Jörn Diedrichsen, 2003
Shadmehr Lab, June 2003
Jörn Diedrichsen, 2004
Christine Lee and Jörn Diedrichsen, 2006.
Christine Lee, Sarah Hemminger, Arash Hadipour, Reza Shadmehr, Sang June Oh, Vincent Huang, Jun Izawa, and Jörn Diedrichsen. 2006
Jörn Diedrichsen and Bardia Behabadi, Lab reunion dinner, San Diego 2007.
Erin Heerey, Maurice Smith, and Jörn Diedrichsen, Lab dinner, San Diego 2010.
Jörn joined the lab in 2003 after completing his PhD in Psychology from University of California Berkeley. With Jörn, we built an fMRI compatible robot and became the first lab in the world to study reach adaptation using functional magnetic resonance imaging. Jörn brought the tools of statistical learning to the problem of motor adaptation, altering the path of motor learning research to incorporate optimal estimation and control. He subsequently became an Assistant Professor at University of Bangor, UK. He is currently Associate Professor (Senior Lecturer) at University College London.
The results of his research was published in the following papers:
The coordination of movement: optimal feedback control and beyond. J Diedrichsen, R Shadmehr, and RB Ivry (2010) Trends in Cognitive Sciences 14:31-39.
Reach adaptation: what determines whether we learn an internal model of the tool or adapt the model of our arm? J Kluzik, J Diedrichsen, R Shadmehr, and AJ Bastian (2008) Journal of Neurophysiology 100:1455-1464. Abstract
Active learning: learning a motor skill without a coach.
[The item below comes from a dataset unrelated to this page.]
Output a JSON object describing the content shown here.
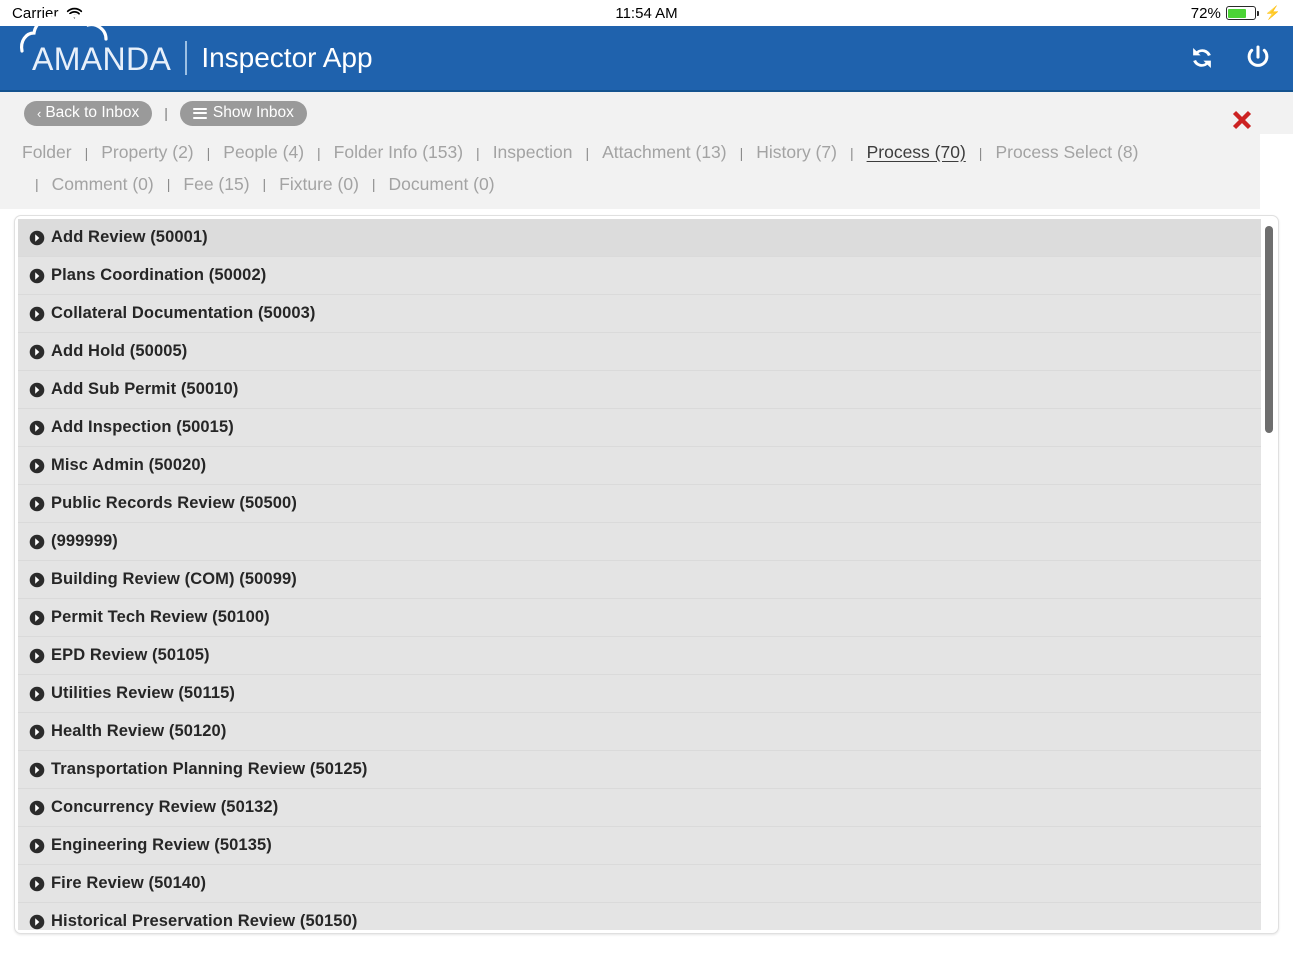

VS Huang, R Shadmehr, and J Diedrichsen (2008) Journal of Neurophysiology 100:879-887. Abstract
Sensory prediction errors drive cerebellum-dependent adaptation of reaching. YW Tseng, J Diedrichsen, JW Krakauer, R Shadmehr, and AJ Bastian (2007) Journal of Neurophysiology 98:54-62. Abstract
Dissociating timing and coordination as functions of the cerebellum. J Diedrichsen, SE Criscimagna-Hemminger, and R Shadmehr (2007) Journal of Neuroscience, 27:6291-6301. Abstract
A spatially unbiased atlas template of the human cerebellum. J Diedrichsen (2006) NeuroImage, 33:127-138. Abstract
Detecting and adjusting for artifacts in fMRI time series data. J Diedrichsen, and R Shadmehr (2005) NeuroImage 27:624-634. Abstract